New SPLC Documentary Premieres in Los Angeles


Nearly 1,500 people filled the historic Wilshire Theater in Beverly Hills yesterday to attend the premiere of the SPLC's new documentary, Viva la Causa, which depicts one of the seminal events in the march for human rights — the grape strike and boycott led by César Chávez and Dolores Huerta in the 1960s.

Like all of the SPLC's Teaching Tolerance products, it will be distributed free to classrooms across the nation. An estimated 50,000 teaching kits, which include the film and lesson plans, will be distributed to educators over the next two years.

The premiere's audience included hundreds of students and farmworkers, many of whom appear in the film's reenactments. More than 1,000 SPLC supporters also attended. SPLC Founder Morris Dees introduced the 40-minute film, and special guests included Huerta and Bill Brummel, the film's co-director and producer.

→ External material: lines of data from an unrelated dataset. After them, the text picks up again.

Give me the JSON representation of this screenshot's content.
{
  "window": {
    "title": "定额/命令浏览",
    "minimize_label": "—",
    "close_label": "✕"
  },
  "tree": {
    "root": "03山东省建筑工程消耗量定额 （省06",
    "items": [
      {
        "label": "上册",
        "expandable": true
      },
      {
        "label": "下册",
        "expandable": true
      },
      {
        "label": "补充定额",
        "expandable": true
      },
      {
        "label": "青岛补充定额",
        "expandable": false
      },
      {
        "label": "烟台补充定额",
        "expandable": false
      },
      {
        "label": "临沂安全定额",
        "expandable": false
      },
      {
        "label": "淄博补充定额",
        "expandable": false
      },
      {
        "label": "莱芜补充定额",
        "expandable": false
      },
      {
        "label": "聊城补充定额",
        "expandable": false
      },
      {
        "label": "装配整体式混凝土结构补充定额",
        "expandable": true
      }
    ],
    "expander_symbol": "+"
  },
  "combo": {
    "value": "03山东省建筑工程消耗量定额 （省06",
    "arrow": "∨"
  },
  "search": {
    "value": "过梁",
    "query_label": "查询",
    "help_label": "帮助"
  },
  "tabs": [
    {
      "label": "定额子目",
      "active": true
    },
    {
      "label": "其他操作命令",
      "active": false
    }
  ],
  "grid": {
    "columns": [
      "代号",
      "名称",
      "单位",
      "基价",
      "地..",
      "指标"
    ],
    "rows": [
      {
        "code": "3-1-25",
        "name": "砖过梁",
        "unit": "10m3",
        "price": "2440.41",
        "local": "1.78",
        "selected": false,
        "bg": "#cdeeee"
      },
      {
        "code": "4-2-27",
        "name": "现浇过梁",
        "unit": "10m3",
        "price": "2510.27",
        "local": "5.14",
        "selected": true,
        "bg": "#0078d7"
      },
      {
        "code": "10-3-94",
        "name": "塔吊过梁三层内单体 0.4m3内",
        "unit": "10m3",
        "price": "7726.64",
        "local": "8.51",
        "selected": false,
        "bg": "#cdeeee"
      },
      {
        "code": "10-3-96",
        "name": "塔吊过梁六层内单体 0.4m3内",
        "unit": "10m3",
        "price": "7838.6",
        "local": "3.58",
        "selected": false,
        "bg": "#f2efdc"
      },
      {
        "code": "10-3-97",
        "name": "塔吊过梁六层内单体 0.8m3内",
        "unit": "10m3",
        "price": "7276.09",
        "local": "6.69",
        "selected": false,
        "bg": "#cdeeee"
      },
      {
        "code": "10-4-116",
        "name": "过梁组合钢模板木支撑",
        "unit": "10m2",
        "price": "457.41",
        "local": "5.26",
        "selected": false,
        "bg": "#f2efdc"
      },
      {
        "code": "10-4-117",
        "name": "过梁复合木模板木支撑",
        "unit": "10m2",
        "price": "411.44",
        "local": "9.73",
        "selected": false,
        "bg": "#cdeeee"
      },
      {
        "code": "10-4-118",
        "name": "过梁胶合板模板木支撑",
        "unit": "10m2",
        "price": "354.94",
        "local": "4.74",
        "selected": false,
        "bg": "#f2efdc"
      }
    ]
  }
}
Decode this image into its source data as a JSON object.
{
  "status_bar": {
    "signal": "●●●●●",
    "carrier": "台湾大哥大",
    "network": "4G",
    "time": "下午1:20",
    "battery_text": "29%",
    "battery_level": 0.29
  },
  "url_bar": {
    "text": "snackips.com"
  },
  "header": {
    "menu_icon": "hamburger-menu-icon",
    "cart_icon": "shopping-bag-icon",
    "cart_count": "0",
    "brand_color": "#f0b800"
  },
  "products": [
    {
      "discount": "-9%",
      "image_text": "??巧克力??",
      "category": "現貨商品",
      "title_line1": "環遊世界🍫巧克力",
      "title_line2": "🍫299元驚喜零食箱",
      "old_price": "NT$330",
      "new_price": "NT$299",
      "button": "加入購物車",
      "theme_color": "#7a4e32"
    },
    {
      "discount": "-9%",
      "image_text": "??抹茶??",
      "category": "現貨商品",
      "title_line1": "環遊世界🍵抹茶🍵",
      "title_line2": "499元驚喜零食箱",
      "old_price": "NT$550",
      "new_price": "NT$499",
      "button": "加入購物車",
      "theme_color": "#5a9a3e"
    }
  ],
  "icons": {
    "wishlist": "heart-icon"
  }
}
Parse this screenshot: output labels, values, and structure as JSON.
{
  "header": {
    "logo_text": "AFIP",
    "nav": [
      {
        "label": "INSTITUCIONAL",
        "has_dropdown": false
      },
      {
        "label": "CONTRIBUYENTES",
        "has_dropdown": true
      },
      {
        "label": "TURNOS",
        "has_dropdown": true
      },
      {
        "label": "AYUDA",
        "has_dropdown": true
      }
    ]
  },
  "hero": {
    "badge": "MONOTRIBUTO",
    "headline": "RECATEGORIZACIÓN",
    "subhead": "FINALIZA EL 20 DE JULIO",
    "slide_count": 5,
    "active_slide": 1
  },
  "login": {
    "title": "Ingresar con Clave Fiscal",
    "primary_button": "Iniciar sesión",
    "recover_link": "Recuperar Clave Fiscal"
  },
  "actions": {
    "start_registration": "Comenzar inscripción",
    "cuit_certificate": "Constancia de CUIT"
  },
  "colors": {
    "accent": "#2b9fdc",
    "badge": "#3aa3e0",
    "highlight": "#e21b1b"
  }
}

"This film teaches me to never give up," said one Los Angeles-area student who saw the premiere. "It motivates me to fight for what is right."

"People need to know about this struggle," said another student. "We hear little of it in school. I learned more about the farmworkers watching this film than I have in all my years of schooling."

Robert Bustos, a founding union member and captain during the farmworkers' march from Delano to Sacramento, praised Viva la Causa. "This story needs to be told to a whole new generation, and now it will be," he said. "This is powerful, that the voices of farmworkers will carry into classrooms across the country."

"The film is wonderful, powerful," said Lori de Leon, Huerta's daughter, who took part in the boycott. "It honors farmworkers and honors la causa, then and now."

Donna Leslie-Dennis of Long Beach, one of the SPLC supporters on hand, said the film was "great." She said she is recommending it to her friends who are teachers. "Keep up the good work!" she said.

Viva la Causa is the sixth film produced by the SPLC's Teaching Tolerance program. Four of the program's past documentaries have been nominated for Academy Awards, and two films — A Time for Justice and Mighty Times: The Children's March — have won the Oscar® in the short documentary category.